The article is developed in partnership with BetterHelp.
Bullying is comprised of antisocial behavior among school-aged children that involves a power imbalance. The behavior repeats or has the potential to repeat. Both bullied and bullied kids may develop long-term issues, which we’ll dive into in this article.
Bullies tend to be hostile and:
Using their power to manipulate or damage others. Even though the same people are involved, power disparities can shift across time and situations.
Bullying behaviors that occur or have the potential to occur repeatedly
Threats, rumors, physical or verbal attacks, and exclusion from a group are all examples of bullying.
Who Is At Risk Of Being Bullied?
Children are not at danger of being bullied or of bullying others because of a single factor. No matter where you live—in the city or the suburbs—you’re susceptible to bullying. Some groups, such as LGBT adolescents, disabled youth, and socially isolated youth, may be more vulnerable to bullying depending on their setting. As a result of stigma, the rates of bullying, harassment, and hate crimes against certain groups of individuals can increase.
A child’s likelihood of being bullied is influenced by one or more of the following factors:
- If you’re a new student or can’t afford the “cool” things that other students think trendy, you’re likely to be singled out as being different from your friends.
- If they cannot protect themselves because of their perceived weakness.
- If they have a poor self-esteem or are depressed
- If they do not have a lot of friends and are less popular than others
- If they are seemingly irritating or provoking to other people, or attempting to infuriate them to obtain attention.
It’s also important to note that a child’s risk factors for bullying don’t necessarily guarantee that they will be bullied.
Warning Signs That Someone Is Being Bullied
There are a number of indicators that a person is a victim of bullying or a perpetrator of bullying. Taking action against bullying begins with recognizing the warning signs. There are some children who are being bullied or who are bullying others but do not seek help.
Talking to kids who show indicators of bullying or bullying others is critical.
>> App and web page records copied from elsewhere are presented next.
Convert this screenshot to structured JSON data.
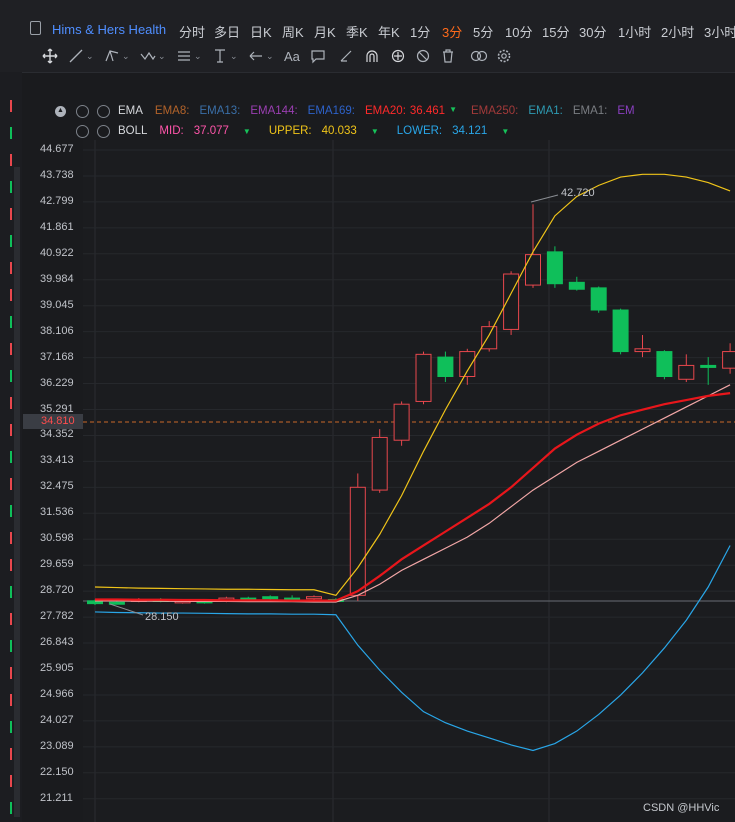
{
  "header": {
    "title": "Hims & Hers Health",
    "periods": [
      "分时",
      "多日",
      "日K",
      "周K",
      "月K",
      "季K",
      "年K",
      "1分",
      "3分",
      "5分",
      "10分",
      "15分",
      "30分",
      "1小时",
      "2小时",
      "3小时"
    ],
    "active_period": "3分"
  },
  "tools": [
    "move-icon",
    "line-icon",
    "channel-icon",
    "pattern-icon",
    "fib-icon",
    "measure-icon",
    "arrow-icon",
    "text-icon",
    "note-icon",
    "ruler-icon",
    "magnet-icon",
    "sync-icon",
    "hide-icon",
    "delete-icon",
    "visibility-icon",
    "settings-icon"
  ],
  "text_tool_label": "Aa",
  "ema": {
    "name": "EMA",
    "items": [
      {
        "label": "EMA8:",
        "value": "",
        "color": "#b3632a"
      },
      {
        "label": "EMA13:",
        "value": "",
        "color": "#3a6fa8"
      },
      {
        "label": "EMA144:",
        "value": "",
        "color": "#9b3fb3"
      },
      {
        "label": "EMA169:",
        "value": "",
        "color": "#2d62c9"
      },
      {
        "label": "EMA20:",
        "value": "36.461",
        "color": "#ff2a2a"
      },
      {
        "label": "EMA250:",
        "value": "",
        "color": "#a33a3a"
      },
      {
        "label": "EMA1:",
        "value": "",
        "color": "#2e9bb3"
      },
      {
        "label": "EMA1:",
        "value": "",
        "color": "#7a7d82"
      },
      {
        "label": "EM",
        "value": "",
        "color": "#8a3fc0"
      }
    ]
  },
  "boll": {
    "name": "BOLL",
    "mid_label": "MID:",
    "mid": "37.077",
    "mid_color": "#ff55aa",
    "upper_label": "UPPER:",
    "upper": "40.033",
    "upper_color": "#f0c419",
    "lower_label": "LOWER:",
    "lower": "34.121",
    "lower_color": "#29a6e8"
  },
  "price_axis": [
    "44.677",
    "43.738",
    "42.799",
    "41.861",
    "40.922",
    "39.984",
    "39.045",
    "38.106",
    "37.168",
    "36.229",
    "35.291",
    "34.352",
    "33.413",
    "32.475",
    "31.536",
    "30.598",
    "29.659",
    "28.720",
    "27.782",
    "26.843",
    "25.905",
    "24.966",
    "24.027",
    "23.089",
    "22.150",
    "21.211"
  ],
  "current_price": "34.810",
  "annotations": {
    "high": "42.720",
    "low": "28.150"
  },
  "watermark": "CSDN @HHVic",
  "chart_data": {
    "type": "candlestick",
    "y_axis_range": [
      21.211,
      44.677
    ],
    "candles": [
      {
        "o": 28.4,
        "c": 28.3,
        "h": 28.45,
        "l": 28.25
      },
      {
        "o": 28.35,
        "c": 28.3,
        "h": 28.42,
        "l": 28.28
      },
      {
        "o": 28.4,
        "c": 28.45,
        "h": 28.5,
        "l": 28.35
      },
      {
        "o": 28.45,
        "c": 28.4,
        "h": 28.5,
        "l": 28.35
      },
      {
        "o": 28.35,
        "c": 28.4,
        "h": 28.45,
        "l": 28.3
      },
      {
        "o": 28.4,
        "c": 28.35,
        "h": 28.45,
        "l": 28.3
      },
      {
        "o": 28.4,
        "c": 28.5,
        "h": 28.55,
        "l": 28.35
      },
      {
        "o": 28.5,
        "c": 28.45,
        "h": 28.55,
        "l": 28.4
      },
      {
        "o": 28.55,
        "c": 28.5,
        "h": 28.6,
        "l": 28.45
      },
      {
        "o": 28.5,
        "c": 28.45,
        "h": 28.6,
        "l": 28.4
      },
      {
        "o": 28.5,
        "c": 28.55,
        "h": 28.6,
        "l": 28.45
      },
      {
        "o": 28.45,
        "c": 28.4,
        "h": 28.5,
        "l": 28.35
      },
      {
        "o": 28.6,
        "c": 32.5,
        "h": 33.0,
        "l": 28.4
      },
      {
        "o": 32.4,
        "c": 34.3,
        "h": 34.6,
        "l": 32.3
      },
      {
        "o": 34.2,
        "c": 35.5,
        "h": 35.6,
        "l": 34.0
      },
      {
        "o": 35.6,
        "c": 37.3,
        "h": 37.4,
        "l": 35.5
      },
      {
        "o": 37.2,
        "c": 36.5,
        "h": 37.4,
        "l": 36.3
      },
      {
        "o": 36.5,
        "c": 37.4,
        "h": 37.5,
        "l": 36.2
      },
      {
        "o": 37.5,
        "c": 38.3,
        "h": 38.5,
        "l": 37.4
      },
      {
        "o": 38.2,
        "c": 40.2,
        "h": 40.3,
        "l": 38.0
      },
      {
        "o": 39.8,
        "c": 40.9,
        "h": 42.72,
        "l": 39.7
      },
      {
        "o": 41.0,
        "c": 39.85,
        "h": 41.2,
        "l": 39.7
      },
      {
        "o": 39.9,
        "c": 39.65,
        "h": 40.1,
        "l": 39.6
      },
      {
        "o": 39.7,
        "c": 38.9,
        "h": 39.75,
        "l": 38.8
      },
      {
        "o": 38.9,
        "c": 37.4,
        "h": 38.95,
        "l": 37.3
      },
      {
        "o": 37.4,
        "c": 37.5,
        "h": 38.0,
        "l": 37.2
      },
      {
        "o": 37.4,
        "c": 36.5,
        "h": 37.45,
        "l": 36.4
      },
      {
        "o": 36.4,
        "c": 36.9,
        "h": 37.3,
        "l": 36.3
      },
      {
        "o": 36.9,
        "c": 36.85,
        "h": 37.2,
        "l": 36.2
      },
      {
        "o": 36.8,
        "c": 37.4,
        "h": 37.7,
        "l": 36.6
      }
    ],
    "series": [
      {
        "name": "UPPER",
        "color": "#f0c419",
        "values": [
          28.9,
          28.88,
          28.86,
          28.85,
          28.84,
          28.83,
          28.82,
          28.82,
          28.81,
          28.8,
          28.8,
          28.6,
          29.6,
          30.8,
          32.2,
          33.8,
          35.3,
          36.7,
          38.0,
          39.5,
          41.0,
          42.3,
          43.0,
          43.4,
          43.7,
          43.8,
          43.8,
          43.7,
          43.5,
          43.2
        ]
      },
      {
        "name": "MID",
        "color": "#f3a7a7",
        "values": [
          28.4,
          28.4,
          28.39,
          28.39,
          28.38,
          28.38,
          28.38,
          28.37,
          28.37,
          28.37,
          28.36,
          28.36,
          28.6,
          29.0,
          29.5,
          29.9,
          30.3,
          30.7,
          31.2,
          31.8,
          32.4,
          32.9,
          33.4,
          33.8,
          34.2,
          34.6,
          35.0,
          35.4,
          35.8,
          36.2
        ]
      },
      {
        "name": "LOWER",
        "color": "#29a6e8",
        "values": [
          28.0,
          27.98,
          27.97,
          27.96,
          27.96,
          27.95,
          27.94,
          27.93,
          27.93,
          27.92,
          27.92,
          27.9,
          26.8,
          25.9,
          25.1,
          24.4,
          24.0,
          23.7,
          23.45,
          23.2,
          23.0,
          23.25,
          23.7,
          24.3,
          25.0,
          25.8,
          26.7,
          27.7,
          28.9,
          30.4
        ]
      },
      {
        "name": "EMA20",
        "color": "#e8161b",
        "values": [
          28.45,
          28.45,
          28.44,
          28.44,
          28.43,
          28.43,
          28.42,
          28.42,
          28.42,
          28.41,
          28.41,
          28.41,
          28.75,
          29.3,
          29.9,
          30.4,
          30.9,
          31.4,
          31.9,
          32.5,
          33.2,
          33.9,
          34.4,
          34.8,
          35.1,
          35.3,
          35.5,
          35.65,
          35.8,
          35.9
        ]
      }
    ]
  }
}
It is possible that these warning indicators may also hint to other concerns or disorders, such as depression or substance abuse. Observe the child and look for signs of change. Be mindful that not all children who are being bullied show the same indicators of bullying.
Here are some telltale indications of a bullying problem:
- Injuries that don’t make sense
- The loss or destruction of their possessions
- Frequent headaches, nausea, or making up a sickness and other signs of stress.
- Skipping meals or going on eating binges are examples of dietary changes.
- Nightmares or difficulty sleeping
- Gradually worsening grades, a lack of enthusiasm in academics, or a desire to avoid school altogether
- Loss of friends or a general aversion to social interaction
- Low self-esteem or feelings of powerlessness
- Talking about suicide or engaging in self-destructive actions such as running away from home and injuring themselves
Effects Of Bullying
Bullying affects everyone—the harassed, the bullies, and those who see it. Bullying has been related to poor mental health, substance abuse, and suicide, which is why it’s crucial to talk to kids about bullying and other issues.
Bullied children might suffer from physical, emotional, intellectual, and mental health concerns. Bullied kids are more prone to:
- Anxiety, depression, changes in sleep and eating habits, and lack of interest in previously enjoyed activities. These difficulties may last a lifetime.
- Health issues
- Lower GPA, standardized test results, and school involvement. They may also be more likely to not attend school or drop out.
Read more about the effects of bullying on children and even the adults they become at https://www.betterhelp.com/advice/bullying/.